In deep space, accessing water is a top priority for human survival. NASA is exploring ways to provide water using existing resources on multiple planetary surfaces and engaging universities in this mission through the RASC-AL (Revolutionary Aerospace Systems Concepts – Academic Linkages) Special Edition: Mars Ice Challenge.

The Mars Ice Challenge is one of several RASC-AL collegiate design competitions sponsored by NASA and administered by the National Institute of Aerospace in Hampton, Virginia, that exercise innovation in support of NASA’s vision for expanding human space exploration – in this case, a technology demonstration for critical in-situ resource utilization (ISRU) capabilities. 

In its second year, Mars Ice Challenge judges 10 competitively selected teams to travel to NASA’s Langley Research Center from June 5-7 to demonstrate unique methods for harvesting water from simulated Martian subsurface ice. The goal? Extract as much water as possible over a two-day period.     

"The students are using a combination of autonomous operation and remote control to operate their water extraction systems just like we would in space,” said Melvin Ferebee, program sponsor and director of the Systems Analysis and Concepts Directorate at Langley in Hampton. “They are taking on the role of astronauts on Mars, controlling drilling operations and having to strategize and adapt to challenges.”

The selected teams include two from West Virginia University and one each from Alfred University, Colorado School of Mines, Carnegie Mellon University, University of Tennessee, Knoxville, Massachusetts Institute of Technology, Northeastern University, Rowan University and Virginia Tech.

Teams mounted their prototype drills at individual test stations using 4-foot tall commercial fishing coolers filled with 600-pound ice blocks and a half-meter of pitcher’s mound clay and gravel to replicate a slice of the Martian surface as closely as possible.

Mimicking other Martian conditions on Earth, however, is nearly impossible. Differences in temperature, atmospheric pressure, power limitations and gravity all affect the way machinery and water operate on different planets.

“We know there is an abundance of frozen water on Mars,” said Richard Davis, assistant director of science and exploration for NASA’s Science Mission Directorate Planetary Science Division. “Before the water can be used to support sustained human presence, it must be extracted from the Mars ice deposits and isolated to prevent evaporation from the low atmospheric pressures found on Mars.”

Participating in the Mars Ice Challenge is no easy undertaking. Teams poured their blood, sweat, and tears into tackling this hard-to-solve problem, designing and building complicated prototypes to be tested and submitting robust technical papers outlining how they would adapt their concept to operate effectively on Mars.

This year, the team from Northeastern University placed first overall and collected the most water with its concept titled Planetary Articulating Water Extraction System. 

"The team is very excited, they all worked very hard," said Dr. Taskin Padir, the team's advisor. "One of the great things about this competition is that we were able to build on what we learned from the past year's teams."

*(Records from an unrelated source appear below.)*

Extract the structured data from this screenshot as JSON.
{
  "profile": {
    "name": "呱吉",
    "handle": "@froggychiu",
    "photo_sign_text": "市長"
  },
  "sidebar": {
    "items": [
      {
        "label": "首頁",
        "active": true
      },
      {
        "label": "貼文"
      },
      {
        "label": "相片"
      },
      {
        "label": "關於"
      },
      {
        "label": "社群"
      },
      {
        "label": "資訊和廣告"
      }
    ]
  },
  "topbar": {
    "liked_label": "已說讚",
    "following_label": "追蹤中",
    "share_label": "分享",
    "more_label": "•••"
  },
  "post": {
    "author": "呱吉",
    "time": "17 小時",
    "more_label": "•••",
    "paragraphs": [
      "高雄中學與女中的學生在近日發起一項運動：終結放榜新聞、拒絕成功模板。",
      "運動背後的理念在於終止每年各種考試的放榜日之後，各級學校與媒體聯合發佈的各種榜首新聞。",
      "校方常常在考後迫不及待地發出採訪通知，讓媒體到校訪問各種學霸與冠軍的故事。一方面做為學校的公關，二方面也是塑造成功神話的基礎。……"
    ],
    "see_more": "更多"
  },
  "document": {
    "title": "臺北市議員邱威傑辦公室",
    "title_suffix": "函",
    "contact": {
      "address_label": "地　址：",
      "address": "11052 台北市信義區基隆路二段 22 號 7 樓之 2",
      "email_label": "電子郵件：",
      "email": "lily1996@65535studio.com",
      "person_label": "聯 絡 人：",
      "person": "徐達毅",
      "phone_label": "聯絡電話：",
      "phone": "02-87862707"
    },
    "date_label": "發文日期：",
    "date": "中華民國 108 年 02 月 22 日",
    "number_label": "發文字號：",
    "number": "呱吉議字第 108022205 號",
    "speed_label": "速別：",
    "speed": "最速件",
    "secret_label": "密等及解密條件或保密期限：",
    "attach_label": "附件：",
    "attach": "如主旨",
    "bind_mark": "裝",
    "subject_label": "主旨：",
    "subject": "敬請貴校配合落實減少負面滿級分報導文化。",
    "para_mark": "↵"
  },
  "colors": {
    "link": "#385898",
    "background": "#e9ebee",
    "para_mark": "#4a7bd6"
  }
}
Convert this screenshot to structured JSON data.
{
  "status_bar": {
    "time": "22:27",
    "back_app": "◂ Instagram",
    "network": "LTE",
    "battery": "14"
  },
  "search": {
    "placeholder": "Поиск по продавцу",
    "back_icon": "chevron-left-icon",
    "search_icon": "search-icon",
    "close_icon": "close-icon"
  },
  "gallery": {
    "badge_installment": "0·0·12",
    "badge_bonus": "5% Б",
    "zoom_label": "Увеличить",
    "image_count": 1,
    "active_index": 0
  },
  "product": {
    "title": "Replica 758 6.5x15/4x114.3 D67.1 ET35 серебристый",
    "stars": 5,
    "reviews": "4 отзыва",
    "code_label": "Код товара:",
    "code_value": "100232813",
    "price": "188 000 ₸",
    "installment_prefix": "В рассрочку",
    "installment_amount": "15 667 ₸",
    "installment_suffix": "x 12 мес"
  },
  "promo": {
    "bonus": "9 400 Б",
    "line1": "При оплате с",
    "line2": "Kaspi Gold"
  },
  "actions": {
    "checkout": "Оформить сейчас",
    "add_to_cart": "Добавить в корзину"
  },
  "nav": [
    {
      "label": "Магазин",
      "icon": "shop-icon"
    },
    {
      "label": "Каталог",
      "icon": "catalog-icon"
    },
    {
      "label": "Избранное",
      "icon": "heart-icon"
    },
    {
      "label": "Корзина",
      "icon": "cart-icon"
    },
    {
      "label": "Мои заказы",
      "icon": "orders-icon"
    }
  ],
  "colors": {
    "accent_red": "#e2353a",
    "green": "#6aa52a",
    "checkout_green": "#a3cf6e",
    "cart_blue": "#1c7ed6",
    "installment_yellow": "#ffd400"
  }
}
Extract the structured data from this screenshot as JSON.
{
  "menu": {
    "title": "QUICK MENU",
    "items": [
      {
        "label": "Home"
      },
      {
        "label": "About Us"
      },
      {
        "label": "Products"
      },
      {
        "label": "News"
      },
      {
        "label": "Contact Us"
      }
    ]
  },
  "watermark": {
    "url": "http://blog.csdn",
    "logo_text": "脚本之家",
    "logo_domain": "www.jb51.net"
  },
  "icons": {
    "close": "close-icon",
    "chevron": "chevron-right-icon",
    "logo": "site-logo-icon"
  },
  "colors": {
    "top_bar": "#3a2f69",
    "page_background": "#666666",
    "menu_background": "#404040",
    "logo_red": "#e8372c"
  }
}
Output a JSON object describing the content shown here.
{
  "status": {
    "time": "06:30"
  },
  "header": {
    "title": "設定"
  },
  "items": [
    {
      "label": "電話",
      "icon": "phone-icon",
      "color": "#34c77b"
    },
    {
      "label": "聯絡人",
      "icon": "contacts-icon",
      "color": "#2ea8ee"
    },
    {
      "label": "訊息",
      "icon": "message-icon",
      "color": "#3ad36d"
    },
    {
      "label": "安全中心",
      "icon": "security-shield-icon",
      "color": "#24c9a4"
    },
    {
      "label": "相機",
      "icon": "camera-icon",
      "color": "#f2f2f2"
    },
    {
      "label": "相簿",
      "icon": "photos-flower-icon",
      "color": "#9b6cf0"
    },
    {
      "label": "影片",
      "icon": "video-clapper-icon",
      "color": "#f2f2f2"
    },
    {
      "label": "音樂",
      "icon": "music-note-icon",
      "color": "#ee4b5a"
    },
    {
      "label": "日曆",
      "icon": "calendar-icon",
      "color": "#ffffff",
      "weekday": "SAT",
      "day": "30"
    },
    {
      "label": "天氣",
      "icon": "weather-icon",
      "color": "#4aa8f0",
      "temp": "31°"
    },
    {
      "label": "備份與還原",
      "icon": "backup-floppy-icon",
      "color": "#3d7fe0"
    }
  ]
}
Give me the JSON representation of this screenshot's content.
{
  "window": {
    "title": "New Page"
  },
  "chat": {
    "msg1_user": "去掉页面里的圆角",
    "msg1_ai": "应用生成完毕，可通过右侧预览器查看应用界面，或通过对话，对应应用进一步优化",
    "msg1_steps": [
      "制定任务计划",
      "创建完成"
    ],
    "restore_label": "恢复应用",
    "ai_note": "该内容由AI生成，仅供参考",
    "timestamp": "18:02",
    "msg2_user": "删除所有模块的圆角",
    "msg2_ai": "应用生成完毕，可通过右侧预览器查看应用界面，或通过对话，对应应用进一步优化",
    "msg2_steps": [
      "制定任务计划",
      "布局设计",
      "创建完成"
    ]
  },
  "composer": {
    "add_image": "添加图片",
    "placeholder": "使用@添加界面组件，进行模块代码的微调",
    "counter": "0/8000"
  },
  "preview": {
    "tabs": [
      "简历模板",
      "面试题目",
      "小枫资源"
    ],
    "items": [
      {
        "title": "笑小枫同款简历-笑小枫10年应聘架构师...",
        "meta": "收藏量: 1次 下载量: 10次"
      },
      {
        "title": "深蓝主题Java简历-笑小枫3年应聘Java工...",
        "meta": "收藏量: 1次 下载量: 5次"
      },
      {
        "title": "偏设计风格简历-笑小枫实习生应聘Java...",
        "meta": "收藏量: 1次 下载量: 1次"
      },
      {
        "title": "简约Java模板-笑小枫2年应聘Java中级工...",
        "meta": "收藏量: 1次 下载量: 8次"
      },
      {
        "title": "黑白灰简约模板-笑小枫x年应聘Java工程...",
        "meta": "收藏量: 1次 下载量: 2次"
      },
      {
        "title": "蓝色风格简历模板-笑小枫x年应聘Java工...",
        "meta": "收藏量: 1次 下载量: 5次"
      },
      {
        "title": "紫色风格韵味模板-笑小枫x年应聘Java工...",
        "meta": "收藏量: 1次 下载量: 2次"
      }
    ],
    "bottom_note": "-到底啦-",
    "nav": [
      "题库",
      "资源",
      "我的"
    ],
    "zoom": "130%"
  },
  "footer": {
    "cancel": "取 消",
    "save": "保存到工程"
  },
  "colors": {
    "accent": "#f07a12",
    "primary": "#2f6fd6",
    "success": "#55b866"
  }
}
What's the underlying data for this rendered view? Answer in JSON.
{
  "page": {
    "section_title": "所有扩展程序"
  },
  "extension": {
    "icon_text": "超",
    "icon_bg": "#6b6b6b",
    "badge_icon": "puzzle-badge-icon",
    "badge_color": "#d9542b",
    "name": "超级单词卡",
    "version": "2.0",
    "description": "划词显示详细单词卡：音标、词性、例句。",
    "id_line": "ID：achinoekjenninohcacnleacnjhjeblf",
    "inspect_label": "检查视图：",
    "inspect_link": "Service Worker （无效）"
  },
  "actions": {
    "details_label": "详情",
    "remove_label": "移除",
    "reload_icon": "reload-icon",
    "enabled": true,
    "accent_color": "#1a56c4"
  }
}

Northeastern mechanical engineering student Emmy Kelly added the team is already thinking about what's next.

"We were glad we performed so well but as soon as we got back to the hotel we started talking about next year," she said. "We want to improve and make modifications so we can run more autonomously. We're looking to be more Mars ready."

The Northeastern University team isn’t the only the winner in this competition. NASA and industry experts also recorded lessons learned from the challenge that will help inform and improve the collective success of future work in this area.

“The idea behind this challenge is exciting,” Langley Deputy Director Clayton Turner said. “For a very small investment, we are reaping big rewards, getting to preview 10 completely unique methods for harvesting water on Mars so we can see what works and what doesn’t so we can narrow our focus and move forward with a few proven technologies.”

Other awards

Second Place Winner and Clearest Water: West Virginia University – Second Generation Mountaineer Ice Drilling Automated System

Best Technical Paper: Massachusetts Institute of Technology – High Yield Dihydrogen-monoxide Retrieval Assembly and Virginia Tech – Virginia Tech Ice Extractor 


Feature Photo Credit: 

The team from Northeastern University won this year's Mars Ice Challenge, collecting the most water during the two-day competition. Credit: NASA/David C. Bowman